▶ **ACTION ITEM**
Where "několik" occurs in a line of the entries below, copy that line.

▶ **DATA SUPPLIED**
=== Begin Enclosure ===
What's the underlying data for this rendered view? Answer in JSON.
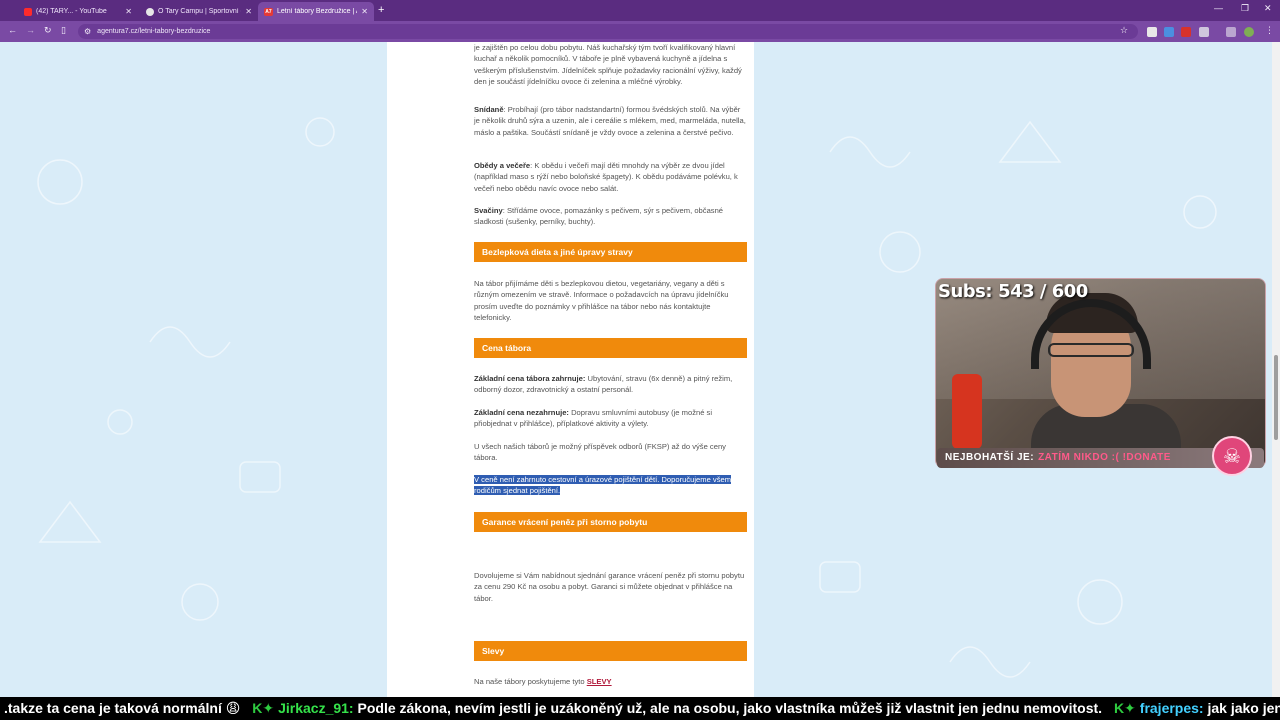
{
  "browser": {
    "tabs": [
      {
        "title": "(42) TARY... - YouTube"
      },
      {
        "title": "O Tary Campu | Sportovní camp..."
      },
      {
        "title": "Letní tábory Bezdružice | Agen..."
      }
    ],
    "url": "agentura7.cz/letni-tabory-bezdruzice"
  },
  "page": {
    "intro": "je zajištěn po celou dobu pobytu. Náš kuchařský tým tvoří kvalifikovaný hlavní kuchař a několik pomocníků. V táboře je plně vybavená kuchyně a jídelna s veškerým příslušenstvím. Jídelníček splňuje požadavky racionální výživy, každý den je součástí jídelníčku ovoce či zelenina a mléčné výrobky.",
    "breakfast_label": "Snídaně",
    "breakfast_text": ": Probíhají (pro tábor nadstandartní) formou švédských stolů. Na výběr je několik druhů sýra a uzenin, ale i cereálie s mlékem, med, marmeláda, nutella, máslo a paštika. Součástí snídaně je vždy ovoce a zelenina a čerstvé pečivo.",
    "lunch_label": "Obědy a večeře",
    "lunch_text": ": K obědu i večeři mají děti mnohdy na výběr ze dvou jídel (například maso s rýží nebo boloňské špagety). K obědu podáváme polévku, k večeři nebo obědu navíc ovoce nebo salát.",
    "snack_label": "Svačiny",
    "snack_text": ": Střídáme ovoce, pomazánky s pečivem, sýr s pečivem, občasné sladkosti (sušenky, perníky, buchty).",
    "heading_gluten": "Bezlepková dieta a jiné úpravy stravy",
    "gluten_text": "Na tábor přijímáme děti s bezlepkovou dietou, vegetariány, vegany a děti s různým omezením ve stravě. Informace o požadavcích na úpravu jídelníčku prosím uveďte do poznámky v přihlášce na tábor nebo nás kontaktujte telefonicky.",
    "heading_price": "Cena tábora",
    "price_incl_label": "Základní cena tábora zahrnuje:",
    "price_incl_text": " Ubytování, stravu (6x denně) a pitný režim, odborný dozor, zdravotnický a ostatní personál.",
    "price_excl_label": "Základní cena nezahrnuje:",
    "price_excl_text": " Dopravu smluvními autobusy (je možné si přiobjednat v přihlášce), příplatkové aktivity a výlety.",
    "fksp_text": "U všech našich táborů je možný příspěvek odborů (FKSP) až do výše ceny tábora.",
    "insurance_text_1": "V ceně není zahrnuto cestovní a úrazové pojištění dětí. Doporučujeme všem",
    "insurance_text_2": "rodičům sjednat pojištění.",
    "heading_refund": "Garance vrácení peněz při storno pobytu",
    "refund_text": "Dovolujeme si Vám nabídnout sjednání garance vrácení peněz při stornu pobytu za cenu 290 Kč na osobu a pobyt. Garanci si můžete objednat v přihlášce na tábor.",
    "heading_discounts": "Slevy",
    "discounts_text": "Na naše tábory poskytujeme tyto ",
    "discounts_link": "SLEVY"
  },
  "overlay": {
    "subs_label": "Subs:",
    "subs_value": "543 / 600",
    "richest_label": "NEJBOHATŠÍ JE:",
    "richest_value": "ZATÍM NIKDO :( !DONATE"
  },
  "chat": {
    "m1": ".takze ta cena je taková normální 😩",
    "u1": "Jirkacz_91:",
    "m2": " Podle zákona, nevím jestli je uzákoněný už, ale na osobu, jako vlastníka můžeš již vlastnit jen jednu nemovitost.",
    "u2": "frajerpes:",
    "m3": " jak jako jen jednu nemovitost"
  },
  "colors": {
    "accent": "#f08a0c",
    "tab_bar": "#5a2c80",
    "highlight": "#2f5db2"
  }
}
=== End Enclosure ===
▶ **ANSWER BELOW**
    "intro": "je zajištěn po celou dobu pobytu. Náš kuchařský tým tvoří kvalifikovaný hlavní kuchař a několik pomocníků. V táboře je plně vybavená kuchyně a jídelna s veškerým příslušenstvím. Jídelníček splňuje požadavky racionální výživy, každý den je součástí jídelníčku ovoce či zelenina a mléčné výrobky.",
    "breakfast_text": ": Probíhají (pro tábor nadstandartní) formou švédských stolů. Na výběr je několik druhů sýra a uzenin, ale i cereálie s mlékem, med, marmeláda, nutella, máslo a paštika. Součástí snídaně je vždy ovoce a zelenina a čerstvé pečivo.",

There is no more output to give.